## YOUR OBJECTIVE
Take every line containing "Cópia" out of the records.

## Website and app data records
--
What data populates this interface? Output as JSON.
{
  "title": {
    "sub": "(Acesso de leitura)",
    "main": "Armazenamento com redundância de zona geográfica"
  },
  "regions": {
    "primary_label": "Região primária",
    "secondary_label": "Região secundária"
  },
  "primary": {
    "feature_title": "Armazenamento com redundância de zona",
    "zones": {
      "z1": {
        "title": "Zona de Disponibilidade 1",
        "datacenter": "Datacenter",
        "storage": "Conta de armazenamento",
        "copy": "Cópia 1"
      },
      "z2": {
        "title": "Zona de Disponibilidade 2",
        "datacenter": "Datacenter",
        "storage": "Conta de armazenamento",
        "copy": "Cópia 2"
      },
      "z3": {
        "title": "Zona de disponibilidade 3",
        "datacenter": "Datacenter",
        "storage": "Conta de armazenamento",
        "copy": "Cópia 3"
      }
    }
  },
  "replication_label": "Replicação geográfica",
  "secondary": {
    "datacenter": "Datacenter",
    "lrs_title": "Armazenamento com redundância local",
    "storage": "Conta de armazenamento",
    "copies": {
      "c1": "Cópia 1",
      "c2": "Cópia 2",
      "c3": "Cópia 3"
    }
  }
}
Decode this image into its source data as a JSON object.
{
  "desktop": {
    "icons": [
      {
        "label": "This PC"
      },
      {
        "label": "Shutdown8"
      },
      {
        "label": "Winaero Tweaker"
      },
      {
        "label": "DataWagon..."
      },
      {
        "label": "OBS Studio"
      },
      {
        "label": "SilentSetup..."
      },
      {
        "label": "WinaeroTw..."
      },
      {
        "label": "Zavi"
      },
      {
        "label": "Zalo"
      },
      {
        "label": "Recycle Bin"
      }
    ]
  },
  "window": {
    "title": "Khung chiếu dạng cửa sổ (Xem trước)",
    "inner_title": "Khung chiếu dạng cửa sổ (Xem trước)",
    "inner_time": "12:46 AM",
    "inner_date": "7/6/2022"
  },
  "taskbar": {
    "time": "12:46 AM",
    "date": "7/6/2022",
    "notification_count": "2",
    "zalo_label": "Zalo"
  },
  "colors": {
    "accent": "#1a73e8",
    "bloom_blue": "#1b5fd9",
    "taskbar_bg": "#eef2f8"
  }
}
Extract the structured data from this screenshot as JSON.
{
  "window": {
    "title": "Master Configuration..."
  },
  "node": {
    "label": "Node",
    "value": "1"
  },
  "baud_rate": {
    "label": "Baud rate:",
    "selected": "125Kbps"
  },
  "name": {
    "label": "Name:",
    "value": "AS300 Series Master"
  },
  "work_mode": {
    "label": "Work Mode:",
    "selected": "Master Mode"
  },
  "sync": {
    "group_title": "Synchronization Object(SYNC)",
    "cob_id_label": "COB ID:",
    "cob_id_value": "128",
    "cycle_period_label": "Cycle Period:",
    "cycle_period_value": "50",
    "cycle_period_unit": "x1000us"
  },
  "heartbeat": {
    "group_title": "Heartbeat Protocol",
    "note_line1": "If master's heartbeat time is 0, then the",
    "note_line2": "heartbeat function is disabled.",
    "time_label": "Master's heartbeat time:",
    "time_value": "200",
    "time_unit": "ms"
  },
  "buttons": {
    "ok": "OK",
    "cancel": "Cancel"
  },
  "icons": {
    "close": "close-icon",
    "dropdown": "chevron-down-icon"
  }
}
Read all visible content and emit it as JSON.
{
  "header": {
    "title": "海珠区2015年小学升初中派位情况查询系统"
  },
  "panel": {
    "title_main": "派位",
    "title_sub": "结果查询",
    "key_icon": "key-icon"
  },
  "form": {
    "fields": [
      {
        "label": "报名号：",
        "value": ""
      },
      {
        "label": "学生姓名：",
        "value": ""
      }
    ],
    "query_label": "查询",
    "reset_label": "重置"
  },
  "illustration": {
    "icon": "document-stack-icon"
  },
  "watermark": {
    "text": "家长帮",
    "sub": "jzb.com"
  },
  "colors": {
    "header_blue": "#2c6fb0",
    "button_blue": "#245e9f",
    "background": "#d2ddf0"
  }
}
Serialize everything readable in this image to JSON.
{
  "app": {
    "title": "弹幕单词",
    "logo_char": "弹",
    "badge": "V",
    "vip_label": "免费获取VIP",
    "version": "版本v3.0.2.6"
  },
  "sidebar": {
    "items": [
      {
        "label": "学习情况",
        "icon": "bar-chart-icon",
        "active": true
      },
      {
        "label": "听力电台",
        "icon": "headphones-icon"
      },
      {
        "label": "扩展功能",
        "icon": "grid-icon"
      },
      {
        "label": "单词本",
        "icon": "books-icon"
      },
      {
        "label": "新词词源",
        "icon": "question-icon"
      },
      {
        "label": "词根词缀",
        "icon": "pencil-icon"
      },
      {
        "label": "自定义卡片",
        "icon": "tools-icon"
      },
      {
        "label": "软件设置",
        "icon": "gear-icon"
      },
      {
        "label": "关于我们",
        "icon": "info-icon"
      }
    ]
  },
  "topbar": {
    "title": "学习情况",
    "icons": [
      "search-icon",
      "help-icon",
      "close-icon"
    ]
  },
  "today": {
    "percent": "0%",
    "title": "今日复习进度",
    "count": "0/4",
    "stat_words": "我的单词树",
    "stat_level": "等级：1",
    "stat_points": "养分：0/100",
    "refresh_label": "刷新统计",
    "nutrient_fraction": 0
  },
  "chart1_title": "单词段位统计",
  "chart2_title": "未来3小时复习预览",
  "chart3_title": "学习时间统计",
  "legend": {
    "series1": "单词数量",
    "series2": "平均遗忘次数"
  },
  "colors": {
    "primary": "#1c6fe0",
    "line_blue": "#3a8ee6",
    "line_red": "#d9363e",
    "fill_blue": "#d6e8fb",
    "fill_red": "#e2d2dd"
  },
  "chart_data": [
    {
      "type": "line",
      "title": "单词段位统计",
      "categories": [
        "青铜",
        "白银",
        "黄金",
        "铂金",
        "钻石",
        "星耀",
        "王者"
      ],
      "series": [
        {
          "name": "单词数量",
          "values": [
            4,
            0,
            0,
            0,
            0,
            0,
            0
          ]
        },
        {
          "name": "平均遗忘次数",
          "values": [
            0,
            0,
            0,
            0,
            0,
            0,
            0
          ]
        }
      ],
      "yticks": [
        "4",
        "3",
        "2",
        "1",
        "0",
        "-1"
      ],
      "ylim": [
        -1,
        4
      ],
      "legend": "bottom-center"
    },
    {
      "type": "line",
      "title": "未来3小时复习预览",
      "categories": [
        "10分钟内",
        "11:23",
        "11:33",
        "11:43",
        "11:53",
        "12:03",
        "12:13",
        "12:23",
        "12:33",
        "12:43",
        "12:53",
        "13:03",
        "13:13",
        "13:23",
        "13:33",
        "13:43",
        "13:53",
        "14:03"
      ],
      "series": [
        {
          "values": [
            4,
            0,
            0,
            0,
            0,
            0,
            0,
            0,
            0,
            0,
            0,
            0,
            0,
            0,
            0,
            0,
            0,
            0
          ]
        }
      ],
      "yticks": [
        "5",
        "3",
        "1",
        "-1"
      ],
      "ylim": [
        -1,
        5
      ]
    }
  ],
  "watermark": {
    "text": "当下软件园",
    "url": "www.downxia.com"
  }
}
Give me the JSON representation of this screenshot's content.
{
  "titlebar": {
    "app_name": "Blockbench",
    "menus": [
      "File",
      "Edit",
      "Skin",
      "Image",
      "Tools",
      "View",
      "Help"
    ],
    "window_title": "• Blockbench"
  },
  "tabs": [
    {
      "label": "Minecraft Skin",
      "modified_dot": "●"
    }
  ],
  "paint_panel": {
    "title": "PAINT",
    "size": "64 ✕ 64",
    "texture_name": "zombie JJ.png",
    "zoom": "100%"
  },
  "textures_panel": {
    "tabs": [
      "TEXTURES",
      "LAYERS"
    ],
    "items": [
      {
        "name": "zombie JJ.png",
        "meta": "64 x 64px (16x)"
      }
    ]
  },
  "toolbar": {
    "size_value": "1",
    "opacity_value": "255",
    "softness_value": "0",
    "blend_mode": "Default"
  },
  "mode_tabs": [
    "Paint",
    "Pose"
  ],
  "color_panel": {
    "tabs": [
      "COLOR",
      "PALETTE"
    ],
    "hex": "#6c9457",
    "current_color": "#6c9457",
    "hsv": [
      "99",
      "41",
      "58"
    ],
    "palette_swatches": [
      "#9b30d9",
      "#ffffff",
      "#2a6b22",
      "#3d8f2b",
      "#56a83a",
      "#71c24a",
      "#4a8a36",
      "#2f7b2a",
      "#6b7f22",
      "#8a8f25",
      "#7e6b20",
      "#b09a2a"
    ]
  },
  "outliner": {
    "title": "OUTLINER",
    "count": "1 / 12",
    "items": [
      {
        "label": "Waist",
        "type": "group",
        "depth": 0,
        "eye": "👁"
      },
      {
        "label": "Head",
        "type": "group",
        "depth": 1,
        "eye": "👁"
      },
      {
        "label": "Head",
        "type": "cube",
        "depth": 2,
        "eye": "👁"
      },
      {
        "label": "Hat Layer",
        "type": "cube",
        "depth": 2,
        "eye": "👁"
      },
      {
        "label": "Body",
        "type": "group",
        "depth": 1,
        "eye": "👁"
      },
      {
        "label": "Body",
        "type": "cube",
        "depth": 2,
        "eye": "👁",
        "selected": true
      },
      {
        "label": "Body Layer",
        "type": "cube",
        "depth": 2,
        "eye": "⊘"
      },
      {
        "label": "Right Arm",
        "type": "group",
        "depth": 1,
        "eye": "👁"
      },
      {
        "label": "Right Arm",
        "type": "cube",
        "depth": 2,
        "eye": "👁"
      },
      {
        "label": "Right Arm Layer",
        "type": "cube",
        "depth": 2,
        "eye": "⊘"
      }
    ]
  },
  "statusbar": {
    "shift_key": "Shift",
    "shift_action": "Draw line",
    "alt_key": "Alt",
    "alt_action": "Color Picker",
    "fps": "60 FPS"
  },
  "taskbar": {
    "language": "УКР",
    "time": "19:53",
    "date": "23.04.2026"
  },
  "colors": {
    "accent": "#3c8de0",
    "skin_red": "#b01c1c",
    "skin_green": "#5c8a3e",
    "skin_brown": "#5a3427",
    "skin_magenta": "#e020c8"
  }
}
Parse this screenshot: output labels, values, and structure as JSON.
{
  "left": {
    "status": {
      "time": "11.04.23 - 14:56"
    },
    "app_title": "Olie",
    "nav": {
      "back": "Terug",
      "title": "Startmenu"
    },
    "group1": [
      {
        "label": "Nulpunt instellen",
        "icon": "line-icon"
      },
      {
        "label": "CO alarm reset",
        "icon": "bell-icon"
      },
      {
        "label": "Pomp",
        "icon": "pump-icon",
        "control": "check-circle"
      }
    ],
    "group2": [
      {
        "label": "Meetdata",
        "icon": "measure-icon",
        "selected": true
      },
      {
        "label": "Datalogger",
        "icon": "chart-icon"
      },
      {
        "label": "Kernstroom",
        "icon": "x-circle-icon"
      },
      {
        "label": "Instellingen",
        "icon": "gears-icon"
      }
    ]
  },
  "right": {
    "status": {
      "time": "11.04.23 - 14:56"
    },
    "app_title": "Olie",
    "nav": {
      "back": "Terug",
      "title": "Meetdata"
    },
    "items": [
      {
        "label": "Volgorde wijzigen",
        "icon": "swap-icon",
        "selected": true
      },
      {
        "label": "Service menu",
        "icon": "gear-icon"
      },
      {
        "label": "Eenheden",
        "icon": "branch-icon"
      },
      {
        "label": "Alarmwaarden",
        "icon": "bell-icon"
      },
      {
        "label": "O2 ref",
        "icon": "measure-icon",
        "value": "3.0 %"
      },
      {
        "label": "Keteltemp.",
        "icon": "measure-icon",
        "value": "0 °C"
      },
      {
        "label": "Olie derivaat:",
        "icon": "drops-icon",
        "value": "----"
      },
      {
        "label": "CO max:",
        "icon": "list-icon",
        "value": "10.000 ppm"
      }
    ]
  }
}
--
## SOLUTION FOR THIS TASK
        "copy": "Cópia 1"
        "copy": "Cópia 2"
        "copy": "Cópia 3"
      "c1": "Cópia 1",
      "c2": "Cópia 2",
      "c3": "Cópia 3"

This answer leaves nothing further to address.